Nagas and India will remain two separate entities : Thuingaleng Muivah-II
The readers must have read the news of this interview on October 17 and many would have seen the interview (recorded or live on October 16) of the interview. Nevertheless the full transcript of the interview which is long, very long, is being reproduced here courtesy The Wire. The interview will be serialised and we hope the readers enjoy it and gain an insight on the subject.
On October 16, in an interview to Karan Thapar for The Wire, the general secretary of the National Socialist Council of Nagalim (Isak-Muivah) Thuingaleng Muivah revealed that there are still sharp differences that are separating the NSCN from the Indian government. He repeatedly and forcefully said that the Nagas will never be part of the Indian Union nor will they accept India’s constitution.
He said there could be no compromise on the NSCN’s insistence on a Naga flag and Naga Constitution. “We have stood our ground on these two non-negotiable issues and we shall continue to stand till the last man standing”, he said.
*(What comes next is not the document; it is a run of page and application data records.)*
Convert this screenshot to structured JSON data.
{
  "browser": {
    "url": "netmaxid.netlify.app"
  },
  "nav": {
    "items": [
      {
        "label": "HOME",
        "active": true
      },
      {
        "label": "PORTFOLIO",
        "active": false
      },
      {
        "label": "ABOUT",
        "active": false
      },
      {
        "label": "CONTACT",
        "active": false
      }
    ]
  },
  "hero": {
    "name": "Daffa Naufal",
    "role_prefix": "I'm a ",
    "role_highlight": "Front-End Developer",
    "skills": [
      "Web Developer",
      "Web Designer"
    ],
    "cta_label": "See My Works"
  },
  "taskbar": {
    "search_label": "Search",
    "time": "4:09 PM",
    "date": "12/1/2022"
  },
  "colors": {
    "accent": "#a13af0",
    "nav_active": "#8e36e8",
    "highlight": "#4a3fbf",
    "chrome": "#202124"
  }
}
Muivah added that Naga organisations like the Naga National Political Groups or several civil society organisations, who are not insisting on a separate flag and Constitution, are “traitors”.
In a 55-minute interview, the 86-year-old Muivah also sharply criticised RN Ravi, the Interlocutor and Nagaland Governor. He says Ravi has “betrayed” the NSCN. He said “he has thrown us away” and that he was acting at the behest of the Home Ministry.
The following is a transcript of the interview, edited lightly for clarity and style.KT : So, you’re saying, on the flag and on the Constitution there is no compromise. You insist you have to have both ?
TM : Yes. Now, allow me to say this. Since Indians have also agreed our sovereign right, our history being unique, yes. Then they said, “Yes you’re right, Nagas have rights. But Indians have difficulties, their own difficulties, and how to solve this?” That is what they started talking. So, we started talking, among the Nagas ourselves, “Since Indians have recognised our rights, our history, and our sovereign right also, we must also try to appreciate their difficulties.”
This must be done. Why ? To come closer to each other. That must be done. That was the step we took and after some months, approvals came from your side, openly declaring : On the basis of shared sovereignty, we have to seek a solution. We have to seek a solution on the basis of shared sovereignty.
KT : I want to talk to you about shared sovereignty. I first spoke to you about the flag and Constitution and you made it clear that because Nagas have a unique history, they should have a unique solution. That unique solution is a flag and Constitution; what has happened to Jammu and Kashmir cannot apply to Nagas. Let’s now come to the second issue which is this question of shared sovereignty.
The Framework Agreement of August 2015, between the NSCN and the Indian Government, speaks of sharing the sovereign power and refers to the Government of India and the NSCN as two entities. Explain to me how do you, how does the NSCN, understand the term ‘sharing the sovereign power’?
TM : Yes, because our history is clear, we are sovereign people. Our history is clear, we were not under anyone. So, our sovereignty is ours. Because history should lay clear.
KT : But what does the term ‘sharing sovereign power’ mean to the NSCN ? How do you interpret it ?
TM : Since that is the proposal coming from your side, we also took the step they have taken seriously. Since they have recognised the unique history of the Nagas and our sovereignty also, we must also try and understand them. That is the step we took, okay ? So, Indians will have to understand this. So, when the Indian authorities, some of them openly said that, “Well, Indians will have to share their sovereignty with Nagas, and the Nagas will have also share their sovereignty with India.” That must be the way to seek solution. That is the idea they started talking. Sharing with us. Okay, if it is so, since they have also become more rational, starting to respect the Nagas. We also took a positive step to understand and appreciate that.
KT : I understand. Both sides, you’re saying, need to share sovereignty with each other. “The Nagas will share sovereignty with the Indians and the Indians will share sovereignty with the Nagas”. That I understand. But let me quote to you what you said on the fourteenth of August last year and, for the sake of the audience, I’ll point out your organisation considers August 14 as the Naga independence day. Now, this is what you said, I’m quoting, “The Nagas will coexist with India, sharing sovereign powers as agreed.”
(To be contd)